  41. Reynolds, C. S., 1984.The Ecology of Freshwater Phytoplankton. Cambridge University Press, London.

  42. Scavia, D., G. L. Fahnenstiel, M. S. Evans, D. J. Jude & J. T. Lehman, 1986. Influence of salmonine predation and weather on long-term water quality in Lake Michigan. Can. J. Fish. Aquatic Sci. 43: 435–443.

  43. Sherman, K., 1994. Sustainability, biomass yields, and health of coastal ecosytsems: an ecological perspective. Mar. Ecol. Prog. Ser. 112 (3): 277–301.

  44. Steedman, R. J., 1994. Ecosystem health as a management goal. Journal of the North American Benthological Society 13(4): 605–610.

  45. Stevens, R. J. J., 1988. A Review of Lake Ontario Water Quality with Emphasis on the 1981–1982 Intensive Years. A Report to the Surveillance Subcommittee of the Great Lakes Water Quality Board. International Joint Commission, Great Lakes Regional Office, Windsor.

  46. Stevens, R. J. J. & M. A. Neilson, 1987. Response of Lake Ontario to reductions in phosphorus load, 1967–82. Can. J. Fish. Aquat. Sci. 44: 2059–2068.

  47. Stewart, D. J., J. F. Kitchell & L. B. Crowder, 1981. Forage fishes and their salmonid predators in Lake Michigan. Transactions of the American Fisheries Society 110: 751–763.

  48. Suter, G. W. II, 1993. A critique of ecosystem health concepts and indexes. Environmental Toxicology and Chemistry 12(9): 1533–1539.

  49. Thomann, R. V., R. P. Winfield & J. J. Segna, 1979. Verification analysis of Lake Ontario and Rochester Embayment three dimensional eutrophication models. US Environmental Protection Agency, Duluth, Minnesota. EPA-600/3-79-094.

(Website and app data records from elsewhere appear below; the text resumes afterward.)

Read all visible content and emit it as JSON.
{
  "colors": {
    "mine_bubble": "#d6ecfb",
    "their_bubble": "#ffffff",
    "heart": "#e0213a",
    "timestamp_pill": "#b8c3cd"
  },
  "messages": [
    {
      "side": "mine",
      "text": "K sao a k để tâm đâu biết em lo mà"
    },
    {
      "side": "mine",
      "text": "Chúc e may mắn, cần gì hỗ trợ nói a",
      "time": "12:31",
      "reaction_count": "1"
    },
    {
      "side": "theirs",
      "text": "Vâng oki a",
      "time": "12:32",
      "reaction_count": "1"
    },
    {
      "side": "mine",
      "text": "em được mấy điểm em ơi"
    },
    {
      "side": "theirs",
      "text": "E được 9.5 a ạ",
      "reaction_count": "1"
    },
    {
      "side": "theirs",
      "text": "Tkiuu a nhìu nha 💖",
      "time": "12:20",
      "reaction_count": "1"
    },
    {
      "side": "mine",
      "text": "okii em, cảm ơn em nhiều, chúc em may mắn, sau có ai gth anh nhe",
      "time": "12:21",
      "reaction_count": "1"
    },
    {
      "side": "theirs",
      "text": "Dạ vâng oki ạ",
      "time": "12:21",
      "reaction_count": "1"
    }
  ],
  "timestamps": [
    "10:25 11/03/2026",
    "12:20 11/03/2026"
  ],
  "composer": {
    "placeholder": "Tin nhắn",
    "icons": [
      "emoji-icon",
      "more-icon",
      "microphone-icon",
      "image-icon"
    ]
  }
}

  50. Thomann, R. V. & J. A. Mueller, 1987. Principles of surface water quality modeling and control. Harper & Row, NY.

  51. Tilzer, M. M. & P. Bossard, 1992. Large lakes and their sustainable development. Aquatic Sciences. 54(2): 91–103.

  52. Ulanowicz, R. E., 1989. A generic simulation model for treating incomplete sets of data. In: F Wulff, J. G. Field, & K. H. Mann (eds),Network Analysis in Marine Ecology. Methods and Applications. pp. 84–89. Springer-Verlag.

  53. Vallentyne, J. R. & M. Munawar, 1993. From aquatic science to ecosystem health: a philosophical perspective. J. Aquatic Ecosystem Health 2(4): 231–236.

  54. Vollenweider, R. A., W. Rast & J. Kerekes, 1980. The phosphorus loading concept and Great Lakes eutrophication. In: R. C. Loehr, C. S. Martin & W. Rast (eds),Phosphorus Management Strategies for Lakes. Ann Arbor Science Publishers Inc., Ann Arbor, MI 48106.

Download references

Author information

Rights and permissions

Reprints and Permissions

About this article

Cite this article

Jain, R., DePinto, J.V. Modeling as a tool to manage ecosystems under multiple stresses: an application to Lake Ontario. J Aquat Ecosyst Stress Recov 5, 23–40 (1996). https://doi.org/10.1007/BF00691727

Download citation

Keywords

  • ecosystem modeling
  • fishery management
  • organic carbon mass balance
  • stocking
  • phosphorus